- Your objective: In the records below, find the lines that include the string "glyph" and report how many there are, nothing else.

- Study material:

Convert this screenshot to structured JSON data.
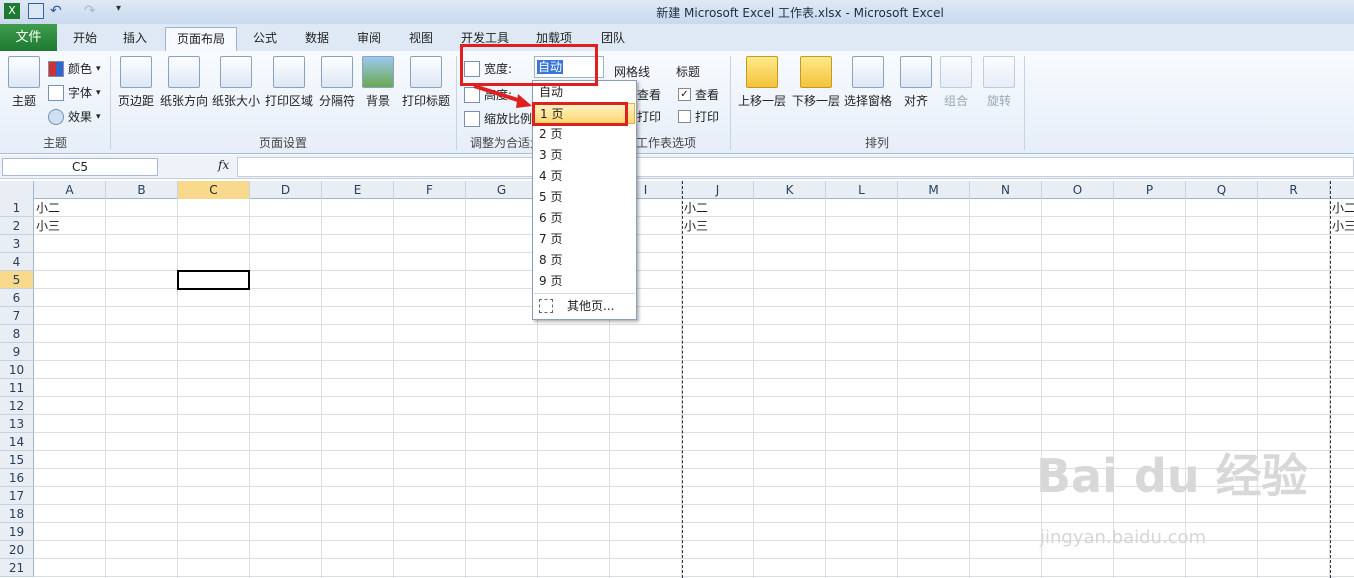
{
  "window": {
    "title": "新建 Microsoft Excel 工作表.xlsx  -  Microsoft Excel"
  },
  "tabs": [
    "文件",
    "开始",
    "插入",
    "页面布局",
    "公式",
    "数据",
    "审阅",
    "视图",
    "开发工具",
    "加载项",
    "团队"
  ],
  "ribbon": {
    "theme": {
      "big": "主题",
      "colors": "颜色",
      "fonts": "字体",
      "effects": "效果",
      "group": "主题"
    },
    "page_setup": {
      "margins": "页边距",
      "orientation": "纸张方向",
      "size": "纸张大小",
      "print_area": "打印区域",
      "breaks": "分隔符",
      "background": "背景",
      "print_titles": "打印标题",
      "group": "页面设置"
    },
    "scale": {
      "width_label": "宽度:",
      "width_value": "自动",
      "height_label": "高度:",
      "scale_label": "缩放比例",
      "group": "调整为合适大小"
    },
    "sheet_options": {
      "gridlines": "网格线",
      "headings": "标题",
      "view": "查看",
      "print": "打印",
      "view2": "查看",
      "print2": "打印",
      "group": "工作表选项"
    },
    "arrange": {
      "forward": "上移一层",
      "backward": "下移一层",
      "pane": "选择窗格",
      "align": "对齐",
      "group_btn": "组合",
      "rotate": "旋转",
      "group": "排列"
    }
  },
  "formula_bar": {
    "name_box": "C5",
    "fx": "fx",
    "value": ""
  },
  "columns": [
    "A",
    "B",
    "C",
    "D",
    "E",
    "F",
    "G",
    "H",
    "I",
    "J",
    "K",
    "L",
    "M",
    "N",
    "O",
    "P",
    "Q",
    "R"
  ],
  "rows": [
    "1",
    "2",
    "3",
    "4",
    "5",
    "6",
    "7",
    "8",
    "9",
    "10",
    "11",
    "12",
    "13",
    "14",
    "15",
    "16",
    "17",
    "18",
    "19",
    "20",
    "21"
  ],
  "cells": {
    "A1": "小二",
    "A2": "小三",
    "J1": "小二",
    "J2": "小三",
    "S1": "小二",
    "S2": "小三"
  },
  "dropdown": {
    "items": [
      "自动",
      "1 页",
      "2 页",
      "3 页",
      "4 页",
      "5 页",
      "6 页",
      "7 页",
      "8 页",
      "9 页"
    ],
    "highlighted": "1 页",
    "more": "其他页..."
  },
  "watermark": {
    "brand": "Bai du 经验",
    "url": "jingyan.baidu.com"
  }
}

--

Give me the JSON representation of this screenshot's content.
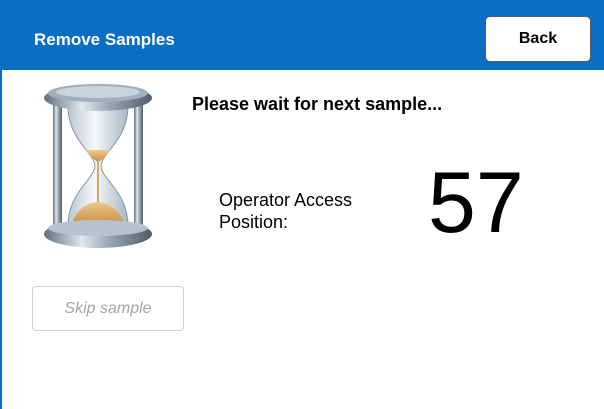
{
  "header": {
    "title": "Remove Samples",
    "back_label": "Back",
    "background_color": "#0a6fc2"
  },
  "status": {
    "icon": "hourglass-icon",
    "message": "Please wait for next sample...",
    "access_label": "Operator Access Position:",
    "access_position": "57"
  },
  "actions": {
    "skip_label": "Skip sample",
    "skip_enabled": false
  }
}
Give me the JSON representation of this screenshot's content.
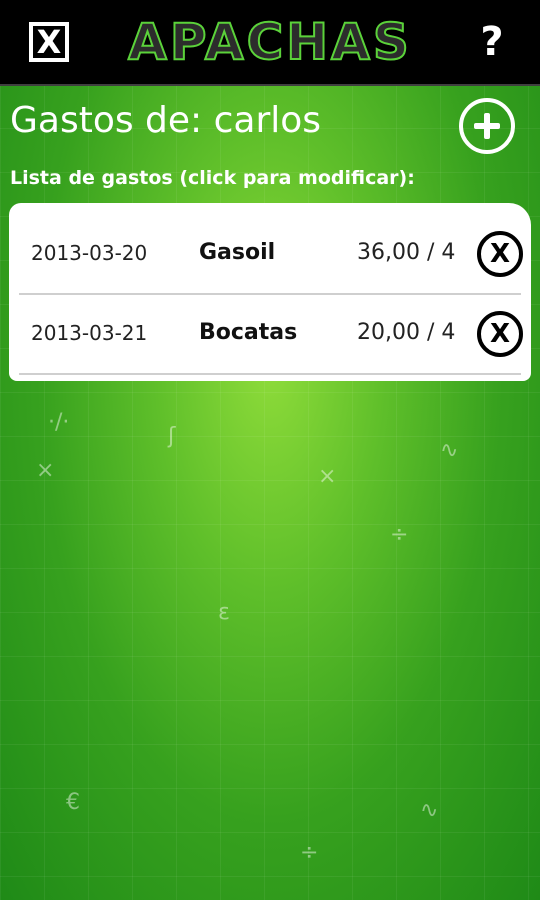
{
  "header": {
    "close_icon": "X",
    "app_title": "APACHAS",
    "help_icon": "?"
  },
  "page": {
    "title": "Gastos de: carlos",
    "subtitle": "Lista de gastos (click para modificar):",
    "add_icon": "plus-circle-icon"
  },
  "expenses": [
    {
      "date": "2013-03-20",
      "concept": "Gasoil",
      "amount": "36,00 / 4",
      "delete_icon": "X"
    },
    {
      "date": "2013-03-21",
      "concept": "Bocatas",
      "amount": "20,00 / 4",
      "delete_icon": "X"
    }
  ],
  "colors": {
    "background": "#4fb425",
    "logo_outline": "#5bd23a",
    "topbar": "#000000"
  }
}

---

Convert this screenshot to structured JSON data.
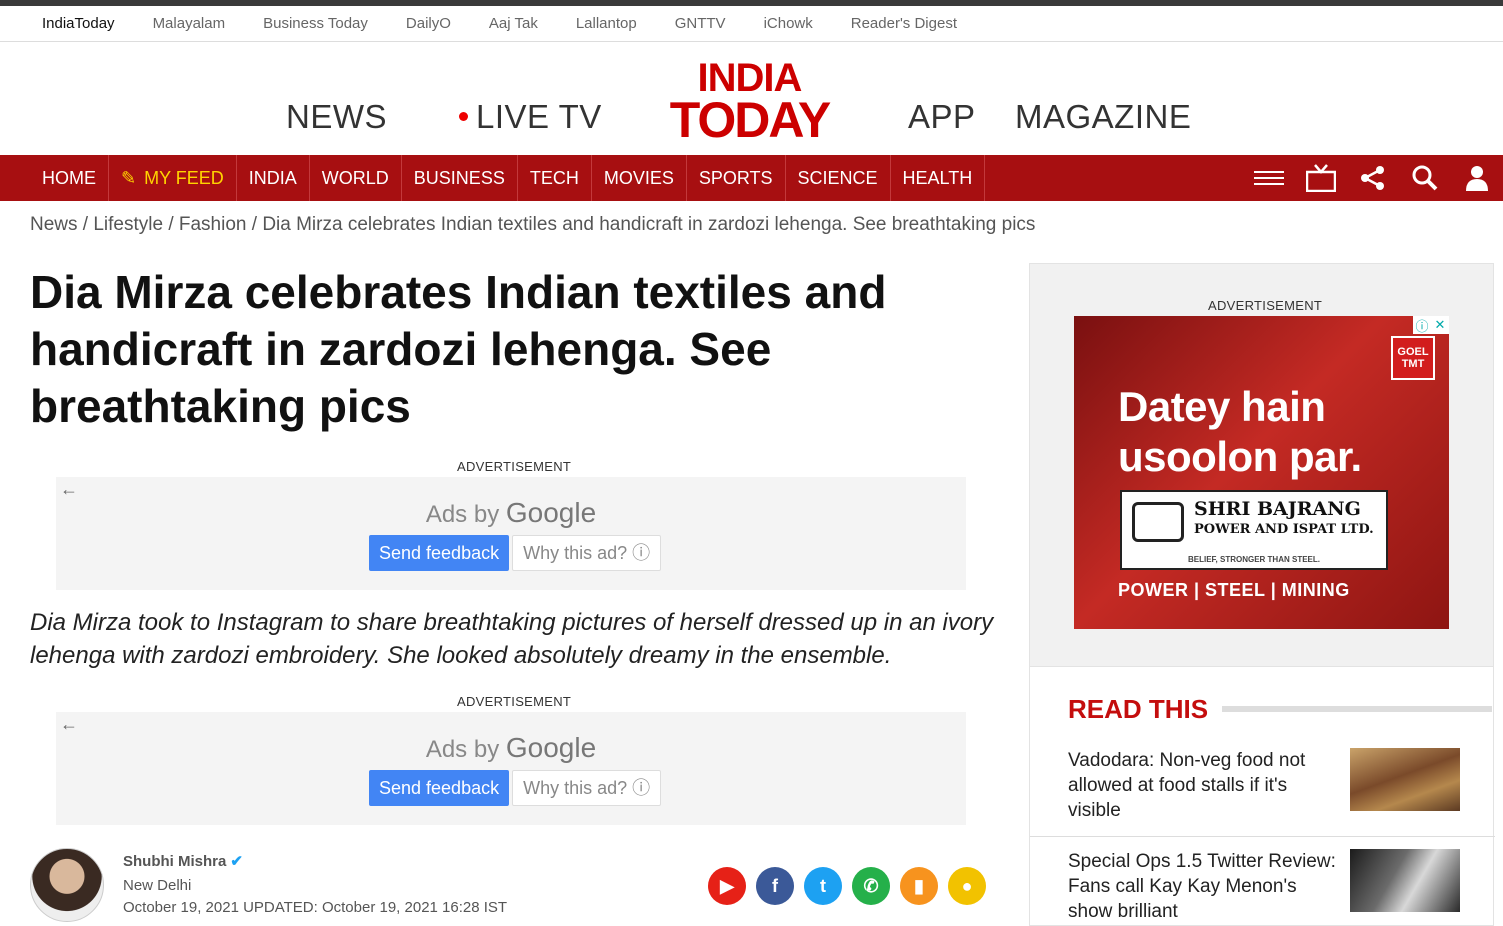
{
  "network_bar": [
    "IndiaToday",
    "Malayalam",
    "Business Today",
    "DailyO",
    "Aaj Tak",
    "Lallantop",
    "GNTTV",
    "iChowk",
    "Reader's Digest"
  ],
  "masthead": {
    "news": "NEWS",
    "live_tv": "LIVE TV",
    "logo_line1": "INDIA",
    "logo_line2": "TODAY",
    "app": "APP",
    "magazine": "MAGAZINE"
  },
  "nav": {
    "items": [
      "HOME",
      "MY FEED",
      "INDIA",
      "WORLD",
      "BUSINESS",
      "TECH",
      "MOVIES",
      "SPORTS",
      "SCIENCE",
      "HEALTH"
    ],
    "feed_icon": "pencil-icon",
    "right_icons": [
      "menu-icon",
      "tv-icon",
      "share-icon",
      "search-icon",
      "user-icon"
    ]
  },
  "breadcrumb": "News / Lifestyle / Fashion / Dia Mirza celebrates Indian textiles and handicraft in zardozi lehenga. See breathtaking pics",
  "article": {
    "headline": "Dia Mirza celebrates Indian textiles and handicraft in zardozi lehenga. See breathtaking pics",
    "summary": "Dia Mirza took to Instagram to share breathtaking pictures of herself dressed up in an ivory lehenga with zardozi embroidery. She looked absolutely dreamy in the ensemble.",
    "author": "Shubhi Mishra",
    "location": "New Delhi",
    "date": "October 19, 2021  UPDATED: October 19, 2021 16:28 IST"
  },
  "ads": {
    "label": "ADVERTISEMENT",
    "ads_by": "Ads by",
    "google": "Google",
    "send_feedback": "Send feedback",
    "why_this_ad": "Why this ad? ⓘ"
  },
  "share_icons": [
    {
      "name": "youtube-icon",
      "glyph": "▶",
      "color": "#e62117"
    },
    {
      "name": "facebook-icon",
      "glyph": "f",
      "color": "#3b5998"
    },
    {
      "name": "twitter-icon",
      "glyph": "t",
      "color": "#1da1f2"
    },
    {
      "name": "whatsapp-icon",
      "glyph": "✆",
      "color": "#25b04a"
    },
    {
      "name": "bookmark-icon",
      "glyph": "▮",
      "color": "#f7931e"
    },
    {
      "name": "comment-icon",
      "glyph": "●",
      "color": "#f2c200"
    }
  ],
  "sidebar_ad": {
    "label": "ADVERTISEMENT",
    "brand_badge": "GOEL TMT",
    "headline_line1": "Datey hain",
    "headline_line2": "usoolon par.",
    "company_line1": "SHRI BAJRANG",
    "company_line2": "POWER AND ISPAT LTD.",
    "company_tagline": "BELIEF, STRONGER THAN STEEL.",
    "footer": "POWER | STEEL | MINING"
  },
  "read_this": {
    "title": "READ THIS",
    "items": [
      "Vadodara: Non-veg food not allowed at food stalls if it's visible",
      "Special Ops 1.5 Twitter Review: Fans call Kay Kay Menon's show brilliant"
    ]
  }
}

- Result of the task: 6